→ Assignment
Nothing but a number should be given: how many lines of the records include "facebook"?

[Dataset rows for apps and sites]
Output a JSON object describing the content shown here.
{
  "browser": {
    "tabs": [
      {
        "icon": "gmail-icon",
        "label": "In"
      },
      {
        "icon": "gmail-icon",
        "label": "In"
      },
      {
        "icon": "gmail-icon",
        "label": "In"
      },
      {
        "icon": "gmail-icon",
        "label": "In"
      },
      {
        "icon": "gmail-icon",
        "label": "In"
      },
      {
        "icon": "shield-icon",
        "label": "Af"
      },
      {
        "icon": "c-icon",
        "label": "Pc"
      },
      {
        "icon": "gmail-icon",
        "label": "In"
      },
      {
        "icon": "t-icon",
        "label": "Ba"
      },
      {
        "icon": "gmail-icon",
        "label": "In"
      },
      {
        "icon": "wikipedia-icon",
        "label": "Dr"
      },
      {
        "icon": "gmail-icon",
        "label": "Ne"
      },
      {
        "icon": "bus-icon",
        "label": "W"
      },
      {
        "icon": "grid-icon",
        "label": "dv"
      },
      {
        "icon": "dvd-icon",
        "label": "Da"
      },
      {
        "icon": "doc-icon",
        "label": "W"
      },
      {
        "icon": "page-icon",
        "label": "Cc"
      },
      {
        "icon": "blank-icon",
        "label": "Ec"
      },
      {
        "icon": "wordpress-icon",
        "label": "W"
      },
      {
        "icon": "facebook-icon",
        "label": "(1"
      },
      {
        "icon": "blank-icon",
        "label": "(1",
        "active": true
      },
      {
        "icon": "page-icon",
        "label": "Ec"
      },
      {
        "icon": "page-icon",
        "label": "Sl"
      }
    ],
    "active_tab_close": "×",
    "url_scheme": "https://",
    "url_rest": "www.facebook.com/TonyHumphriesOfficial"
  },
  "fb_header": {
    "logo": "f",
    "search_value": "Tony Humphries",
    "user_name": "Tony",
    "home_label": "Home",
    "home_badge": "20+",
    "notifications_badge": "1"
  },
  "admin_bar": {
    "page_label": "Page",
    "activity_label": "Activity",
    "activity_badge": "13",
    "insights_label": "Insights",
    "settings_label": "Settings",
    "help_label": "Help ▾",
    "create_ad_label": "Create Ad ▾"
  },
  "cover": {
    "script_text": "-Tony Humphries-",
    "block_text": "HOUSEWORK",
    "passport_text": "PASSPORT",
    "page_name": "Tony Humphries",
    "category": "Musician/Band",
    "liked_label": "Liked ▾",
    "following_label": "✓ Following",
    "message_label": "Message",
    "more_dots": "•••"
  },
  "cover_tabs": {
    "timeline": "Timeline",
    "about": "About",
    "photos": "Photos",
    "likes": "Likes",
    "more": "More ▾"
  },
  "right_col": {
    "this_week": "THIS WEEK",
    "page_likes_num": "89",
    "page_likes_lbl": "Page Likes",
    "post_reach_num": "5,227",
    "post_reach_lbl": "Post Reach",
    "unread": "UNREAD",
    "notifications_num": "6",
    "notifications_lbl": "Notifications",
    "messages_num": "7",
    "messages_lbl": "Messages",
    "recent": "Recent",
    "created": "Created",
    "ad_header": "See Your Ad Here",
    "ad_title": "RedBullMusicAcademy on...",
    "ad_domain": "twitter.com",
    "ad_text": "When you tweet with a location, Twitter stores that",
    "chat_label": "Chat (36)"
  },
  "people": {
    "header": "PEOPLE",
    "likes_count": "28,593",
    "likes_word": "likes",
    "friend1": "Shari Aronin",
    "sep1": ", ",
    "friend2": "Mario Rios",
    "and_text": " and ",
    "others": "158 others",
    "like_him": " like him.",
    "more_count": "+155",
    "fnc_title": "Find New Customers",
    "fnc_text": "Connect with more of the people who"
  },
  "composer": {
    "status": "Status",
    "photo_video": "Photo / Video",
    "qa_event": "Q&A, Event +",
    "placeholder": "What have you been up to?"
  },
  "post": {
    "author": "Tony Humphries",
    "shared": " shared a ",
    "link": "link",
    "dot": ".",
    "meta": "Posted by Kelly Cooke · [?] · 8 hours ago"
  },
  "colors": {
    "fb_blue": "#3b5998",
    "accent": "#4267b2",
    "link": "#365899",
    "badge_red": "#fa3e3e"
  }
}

→ Solution below
2